The pump-action is a lot different from any pump-action I’ve ever handled. I could be described it as assisted pump-action. The naturally wants to glide backwards as the gun recoils. The heavier the load the more the gun wants to pump itself, however it’s never so much I couldn’t control it. The pump also wants to naturally go forward after it fires. Again, nothing you can’t control and it actually makes pumping the gun much quicker. The pump is incredibly smooth to ride.
The biggest downside is in pump-action on the last round the bolt is locked to the rear, meaning the pump cannot push it forward and you have to hit the bolt release. This makes speed reloads while pumping a bit slower.
The trigger isn’t bad, it’s better than my Mossberg 930 SPX. It’s a little stiff, but short and smooth. Triggers on shotguns aren’t a major concern, but it bears mentioning.
It’s best to think of this shotgun as a semi-auto combat shotgun that allows you to run light loads via the pump.

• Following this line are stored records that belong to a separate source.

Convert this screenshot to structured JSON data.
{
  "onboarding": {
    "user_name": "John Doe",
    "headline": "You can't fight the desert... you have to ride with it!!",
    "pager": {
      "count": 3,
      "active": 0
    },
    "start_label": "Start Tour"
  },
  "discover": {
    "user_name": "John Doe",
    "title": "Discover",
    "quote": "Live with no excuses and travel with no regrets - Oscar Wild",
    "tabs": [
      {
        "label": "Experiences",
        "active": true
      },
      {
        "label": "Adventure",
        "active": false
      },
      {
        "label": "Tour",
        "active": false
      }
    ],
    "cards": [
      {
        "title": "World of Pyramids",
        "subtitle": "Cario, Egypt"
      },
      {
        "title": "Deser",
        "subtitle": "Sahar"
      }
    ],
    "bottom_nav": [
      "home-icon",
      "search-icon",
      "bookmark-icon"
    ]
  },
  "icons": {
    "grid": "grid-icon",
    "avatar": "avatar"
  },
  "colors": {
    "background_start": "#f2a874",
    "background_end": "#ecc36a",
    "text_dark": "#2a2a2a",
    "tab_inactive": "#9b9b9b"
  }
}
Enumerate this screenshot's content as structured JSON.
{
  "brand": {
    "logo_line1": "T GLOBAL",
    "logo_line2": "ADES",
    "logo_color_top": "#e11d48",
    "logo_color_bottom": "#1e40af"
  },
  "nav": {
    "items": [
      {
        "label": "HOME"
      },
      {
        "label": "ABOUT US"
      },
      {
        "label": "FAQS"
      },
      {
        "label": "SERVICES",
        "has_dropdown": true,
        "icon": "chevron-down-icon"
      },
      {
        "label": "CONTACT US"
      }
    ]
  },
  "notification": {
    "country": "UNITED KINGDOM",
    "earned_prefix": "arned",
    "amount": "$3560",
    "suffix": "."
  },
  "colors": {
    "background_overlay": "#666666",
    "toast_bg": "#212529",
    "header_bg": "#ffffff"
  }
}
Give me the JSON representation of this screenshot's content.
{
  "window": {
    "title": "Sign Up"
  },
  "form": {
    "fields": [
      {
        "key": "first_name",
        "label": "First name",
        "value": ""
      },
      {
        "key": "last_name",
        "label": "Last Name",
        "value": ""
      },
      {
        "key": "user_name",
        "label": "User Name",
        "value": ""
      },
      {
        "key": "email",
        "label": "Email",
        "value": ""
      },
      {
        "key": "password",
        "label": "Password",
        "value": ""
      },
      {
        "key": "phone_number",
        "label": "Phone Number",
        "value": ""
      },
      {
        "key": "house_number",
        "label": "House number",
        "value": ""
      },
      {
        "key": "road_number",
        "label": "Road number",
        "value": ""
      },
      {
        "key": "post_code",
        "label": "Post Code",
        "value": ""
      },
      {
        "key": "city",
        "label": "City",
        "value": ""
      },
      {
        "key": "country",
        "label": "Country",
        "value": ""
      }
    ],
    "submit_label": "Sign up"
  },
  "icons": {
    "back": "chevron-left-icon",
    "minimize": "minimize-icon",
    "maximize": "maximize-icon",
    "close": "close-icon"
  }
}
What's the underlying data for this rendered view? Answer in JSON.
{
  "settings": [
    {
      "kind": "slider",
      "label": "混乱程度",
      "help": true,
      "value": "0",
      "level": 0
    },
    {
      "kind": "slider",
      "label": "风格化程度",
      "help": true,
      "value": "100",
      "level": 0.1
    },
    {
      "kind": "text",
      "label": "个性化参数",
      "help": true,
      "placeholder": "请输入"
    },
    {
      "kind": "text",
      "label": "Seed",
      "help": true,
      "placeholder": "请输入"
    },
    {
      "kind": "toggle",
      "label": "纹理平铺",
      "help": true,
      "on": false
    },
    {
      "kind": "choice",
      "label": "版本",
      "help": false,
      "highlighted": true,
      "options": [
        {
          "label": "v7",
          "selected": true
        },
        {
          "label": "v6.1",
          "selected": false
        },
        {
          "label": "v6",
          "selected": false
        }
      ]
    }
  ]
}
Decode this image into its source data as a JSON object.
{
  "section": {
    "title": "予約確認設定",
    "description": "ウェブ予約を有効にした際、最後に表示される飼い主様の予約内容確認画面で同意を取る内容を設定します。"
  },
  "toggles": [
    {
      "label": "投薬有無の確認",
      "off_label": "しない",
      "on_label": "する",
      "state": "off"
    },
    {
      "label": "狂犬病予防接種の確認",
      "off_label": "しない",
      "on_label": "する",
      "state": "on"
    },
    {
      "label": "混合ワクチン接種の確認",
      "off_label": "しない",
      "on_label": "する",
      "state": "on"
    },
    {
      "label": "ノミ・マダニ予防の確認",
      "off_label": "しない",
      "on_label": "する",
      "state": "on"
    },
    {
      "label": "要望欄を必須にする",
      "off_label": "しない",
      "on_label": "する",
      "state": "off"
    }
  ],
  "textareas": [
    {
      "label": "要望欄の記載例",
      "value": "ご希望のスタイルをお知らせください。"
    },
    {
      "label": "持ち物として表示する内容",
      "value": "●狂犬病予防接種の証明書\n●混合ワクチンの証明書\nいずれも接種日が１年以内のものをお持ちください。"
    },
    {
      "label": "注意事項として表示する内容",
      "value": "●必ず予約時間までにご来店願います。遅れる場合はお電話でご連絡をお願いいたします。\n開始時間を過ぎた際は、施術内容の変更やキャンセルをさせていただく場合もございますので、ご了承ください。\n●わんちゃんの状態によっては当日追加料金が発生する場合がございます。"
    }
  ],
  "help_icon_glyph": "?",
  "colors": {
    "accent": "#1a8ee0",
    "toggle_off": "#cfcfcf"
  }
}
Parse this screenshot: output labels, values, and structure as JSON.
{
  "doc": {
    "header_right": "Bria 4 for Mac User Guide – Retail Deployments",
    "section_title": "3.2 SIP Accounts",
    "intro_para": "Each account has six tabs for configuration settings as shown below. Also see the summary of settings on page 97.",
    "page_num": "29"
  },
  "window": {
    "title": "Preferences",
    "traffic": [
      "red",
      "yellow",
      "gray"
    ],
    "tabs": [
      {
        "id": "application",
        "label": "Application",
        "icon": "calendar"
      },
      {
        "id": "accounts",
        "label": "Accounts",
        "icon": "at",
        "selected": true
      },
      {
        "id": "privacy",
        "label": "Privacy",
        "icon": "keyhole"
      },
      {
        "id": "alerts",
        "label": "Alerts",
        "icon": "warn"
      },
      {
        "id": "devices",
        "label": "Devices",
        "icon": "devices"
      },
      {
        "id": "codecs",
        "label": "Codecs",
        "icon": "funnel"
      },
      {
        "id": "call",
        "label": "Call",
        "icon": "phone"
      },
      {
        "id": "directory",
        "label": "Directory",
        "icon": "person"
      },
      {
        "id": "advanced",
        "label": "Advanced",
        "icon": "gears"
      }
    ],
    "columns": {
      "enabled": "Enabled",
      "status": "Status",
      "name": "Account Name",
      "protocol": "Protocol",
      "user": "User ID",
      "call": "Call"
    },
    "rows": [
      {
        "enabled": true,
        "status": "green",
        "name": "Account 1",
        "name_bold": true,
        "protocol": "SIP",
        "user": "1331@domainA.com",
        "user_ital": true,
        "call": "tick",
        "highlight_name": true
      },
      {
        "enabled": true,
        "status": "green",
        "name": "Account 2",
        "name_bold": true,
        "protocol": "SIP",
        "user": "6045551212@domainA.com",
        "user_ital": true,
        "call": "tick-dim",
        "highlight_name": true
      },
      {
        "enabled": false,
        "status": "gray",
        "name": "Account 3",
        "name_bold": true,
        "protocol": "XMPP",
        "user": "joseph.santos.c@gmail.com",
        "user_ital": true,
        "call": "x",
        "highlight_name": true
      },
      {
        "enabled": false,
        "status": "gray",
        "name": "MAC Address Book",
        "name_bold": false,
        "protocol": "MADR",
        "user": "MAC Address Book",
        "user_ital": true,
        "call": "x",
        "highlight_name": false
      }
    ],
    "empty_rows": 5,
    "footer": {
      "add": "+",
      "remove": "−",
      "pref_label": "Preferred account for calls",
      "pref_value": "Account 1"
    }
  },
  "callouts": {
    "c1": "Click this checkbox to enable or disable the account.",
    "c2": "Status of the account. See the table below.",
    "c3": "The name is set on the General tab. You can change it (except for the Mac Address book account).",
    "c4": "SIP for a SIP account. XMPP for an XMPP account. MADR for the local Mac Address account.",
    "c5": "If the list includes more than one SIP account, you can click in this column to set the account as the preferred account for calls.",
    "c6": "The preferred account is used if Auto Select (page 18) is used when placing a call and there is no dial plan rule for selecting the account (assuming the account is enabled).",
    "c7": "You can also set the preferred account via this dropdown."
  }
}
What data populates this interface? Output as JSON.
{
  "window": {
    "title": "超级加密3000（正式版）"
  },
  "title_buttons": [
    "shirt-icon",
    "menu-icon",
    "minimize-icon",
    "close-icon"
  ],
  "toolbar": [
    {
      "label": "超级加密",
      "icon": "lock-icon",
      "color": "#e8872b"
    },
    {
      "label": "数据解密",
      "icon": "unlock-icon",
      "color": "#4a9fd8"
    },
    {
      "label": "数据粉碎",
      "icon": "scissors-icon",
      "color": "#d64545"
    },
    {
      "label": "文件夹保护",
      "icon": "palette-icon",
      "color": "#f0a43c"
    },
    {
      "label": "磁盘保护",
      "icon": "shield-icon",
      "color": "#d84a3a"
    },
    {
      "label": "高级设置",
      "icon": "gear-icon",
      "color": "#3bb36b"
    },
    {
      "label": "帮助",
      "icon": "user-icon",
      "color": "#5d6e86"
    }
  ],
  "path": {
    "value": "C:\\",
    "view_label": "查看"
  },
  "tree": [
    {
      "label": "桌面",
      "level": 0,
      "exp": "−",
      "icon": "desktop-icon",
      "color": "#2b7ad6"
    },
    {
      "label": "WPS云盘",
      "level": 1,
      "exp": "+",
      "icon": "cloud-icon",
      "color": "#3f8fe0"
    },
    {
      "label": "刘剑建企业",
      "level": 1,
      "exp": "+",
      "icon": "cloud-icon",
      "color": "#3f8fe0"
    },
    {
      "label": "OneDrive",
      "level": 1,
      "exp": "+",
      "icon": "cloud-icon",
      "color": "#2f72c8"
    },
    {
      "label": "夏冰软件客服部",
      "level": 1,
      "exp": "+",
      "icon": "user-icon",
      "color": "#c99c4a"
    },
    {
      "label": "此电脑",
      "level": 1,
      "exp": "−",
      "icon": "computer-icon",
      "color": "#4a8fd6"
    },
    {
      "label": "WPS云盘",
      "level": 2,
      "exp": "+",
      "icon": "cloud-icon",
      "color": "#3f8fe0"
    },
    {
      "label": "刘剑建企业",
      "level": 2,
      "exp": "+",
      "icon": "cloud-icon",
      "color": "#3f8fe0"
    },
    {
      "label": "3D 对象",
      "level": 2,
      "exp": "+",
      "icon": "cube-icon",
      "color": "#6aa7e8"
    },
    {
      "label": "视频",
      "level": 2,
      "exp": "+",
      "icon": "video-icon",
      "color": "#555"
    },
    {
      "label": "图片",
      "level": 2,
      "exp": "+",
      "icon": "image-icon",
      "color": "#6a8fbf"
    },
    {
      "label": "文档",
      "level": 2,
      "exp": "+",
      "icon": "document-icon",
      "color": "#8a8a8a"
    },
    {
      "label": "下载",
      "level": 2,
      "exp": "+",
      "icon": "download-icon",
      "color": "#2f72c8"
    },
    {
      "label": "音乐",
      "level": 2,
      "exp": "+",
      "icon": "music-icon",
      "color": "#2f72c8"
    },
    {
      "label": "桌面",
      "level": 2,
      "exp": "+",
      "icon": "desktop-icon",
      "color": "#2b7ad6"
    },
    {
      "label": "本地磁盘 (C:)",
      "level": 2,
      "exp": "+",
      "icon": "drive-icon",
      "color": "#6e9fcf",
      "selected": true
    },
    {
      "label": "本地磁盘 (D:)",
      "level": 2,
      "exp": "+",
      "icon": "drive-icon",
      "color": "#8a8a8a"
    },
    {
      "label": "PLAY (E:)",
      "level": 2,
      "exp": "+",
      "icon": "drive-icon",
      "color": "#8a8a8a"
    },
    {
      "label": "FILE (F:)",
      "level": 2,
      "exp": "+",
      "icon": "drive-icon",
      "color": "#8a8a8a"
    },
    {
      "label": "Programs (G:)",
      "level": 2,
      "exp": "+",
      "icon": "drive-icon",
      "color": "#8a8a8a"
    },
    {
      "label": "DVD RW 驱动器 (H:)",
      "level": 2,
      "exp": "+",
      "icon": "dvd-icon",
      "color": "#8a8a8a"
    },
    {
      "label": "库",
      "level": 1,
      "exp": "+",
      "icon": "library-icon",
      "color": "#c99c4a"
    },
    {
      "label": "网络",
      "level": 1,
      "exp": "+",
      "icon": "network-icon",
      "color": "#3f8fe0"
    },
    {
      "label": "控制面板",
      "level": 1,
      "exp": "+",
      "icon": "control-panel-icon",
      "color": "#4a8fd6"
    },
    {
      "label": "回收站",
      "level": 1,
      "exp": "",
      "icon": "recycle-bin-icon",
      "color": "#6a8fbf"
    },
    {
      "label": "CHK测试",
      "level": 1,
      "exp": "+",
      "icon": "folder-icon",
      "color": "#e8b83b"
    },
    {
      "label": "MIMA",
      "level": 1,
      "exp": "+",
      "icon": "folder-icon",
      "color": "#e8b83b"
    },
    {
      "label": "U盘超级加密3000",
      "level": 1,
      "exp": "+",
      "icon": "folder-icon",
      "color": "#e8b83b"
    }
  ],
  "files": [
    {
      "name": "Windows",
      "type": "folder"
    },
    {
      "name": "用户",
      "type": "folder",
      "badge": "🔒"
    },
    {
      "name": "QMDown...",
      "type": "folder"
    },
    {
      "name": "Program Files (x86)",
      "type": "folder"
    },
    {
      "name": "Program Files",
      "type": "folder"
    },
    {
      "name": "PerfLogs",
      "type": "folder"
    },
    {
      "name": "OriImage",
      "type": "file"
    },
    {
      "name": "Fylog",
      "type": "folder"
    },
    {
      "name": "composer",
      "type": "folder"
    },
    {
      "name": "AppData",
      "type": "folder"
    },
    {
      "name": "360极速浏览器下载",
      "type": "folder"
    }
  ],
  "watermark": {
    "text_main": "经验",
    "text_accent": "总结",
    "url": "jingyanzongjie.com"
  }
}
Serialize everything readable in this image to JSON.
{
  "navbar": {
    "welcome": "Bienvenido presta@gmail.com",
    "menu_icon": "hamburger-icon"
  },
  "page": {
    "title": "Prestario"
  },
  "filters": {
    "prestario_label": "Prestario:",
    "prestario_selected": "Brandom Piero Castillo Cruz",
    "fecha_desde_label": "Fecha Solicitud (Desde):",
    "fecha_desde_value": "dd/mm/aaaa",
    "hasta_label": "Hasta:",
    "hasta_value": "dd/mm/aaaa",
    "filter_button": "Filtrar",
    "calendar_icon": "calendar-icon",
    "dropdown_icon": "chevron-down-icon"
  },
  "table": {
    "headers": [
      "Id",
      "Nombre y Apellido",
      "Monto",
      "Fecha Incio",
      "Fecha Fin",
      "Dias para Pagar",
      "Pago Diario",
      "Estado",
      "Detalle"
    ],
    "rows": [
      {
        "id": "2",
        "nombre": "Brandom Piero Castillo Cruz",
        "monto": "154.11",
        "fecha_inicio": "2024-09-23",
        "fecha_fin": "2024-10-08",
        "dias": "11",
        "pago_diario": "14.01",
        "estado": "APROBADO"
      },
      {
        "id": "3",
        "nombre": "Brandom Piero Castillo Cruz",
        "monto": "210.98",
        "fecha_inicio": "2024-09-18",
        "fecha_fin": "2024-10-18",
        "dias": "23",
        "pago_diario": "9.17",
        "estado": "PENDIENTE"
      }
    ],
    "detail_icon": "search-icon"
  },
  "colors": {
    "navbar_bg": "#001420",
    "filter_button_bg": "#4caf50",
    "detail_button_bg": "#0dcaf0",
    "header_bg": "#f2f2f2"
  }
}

Its primary mode of operation is semi auto with a pump-action backup.
Biggest downside is definitely 922 R. 922 R is some dumb laws that enforce some ridiculous rules. Because of these rules you are limited to five rounds, and it’s not easy to extended the magazine tube, and legally you’ll need some American made parts to do so. To extended the mag tube you’ll have to find which tube will fit, and permanently modify the gun by trimming the tube. Some shooters online say you have to use Benelli tubes, and others say you can use Mossberg 500 tubes. Not really the gun’s fault, but it bears mentioning.
Overall it’s any use to shoot shotgun, and it operates like a champ. It eats everything I’ve put through it without question. It’s dual operation makes it fascinating, and handy. The TriStar Tec 12 would make a great shotgun for home defense, and it’s a great gun for turning money into noise. Check out the tec 12 and TriStar’s impressive shotgun line up here, TriStar Arms.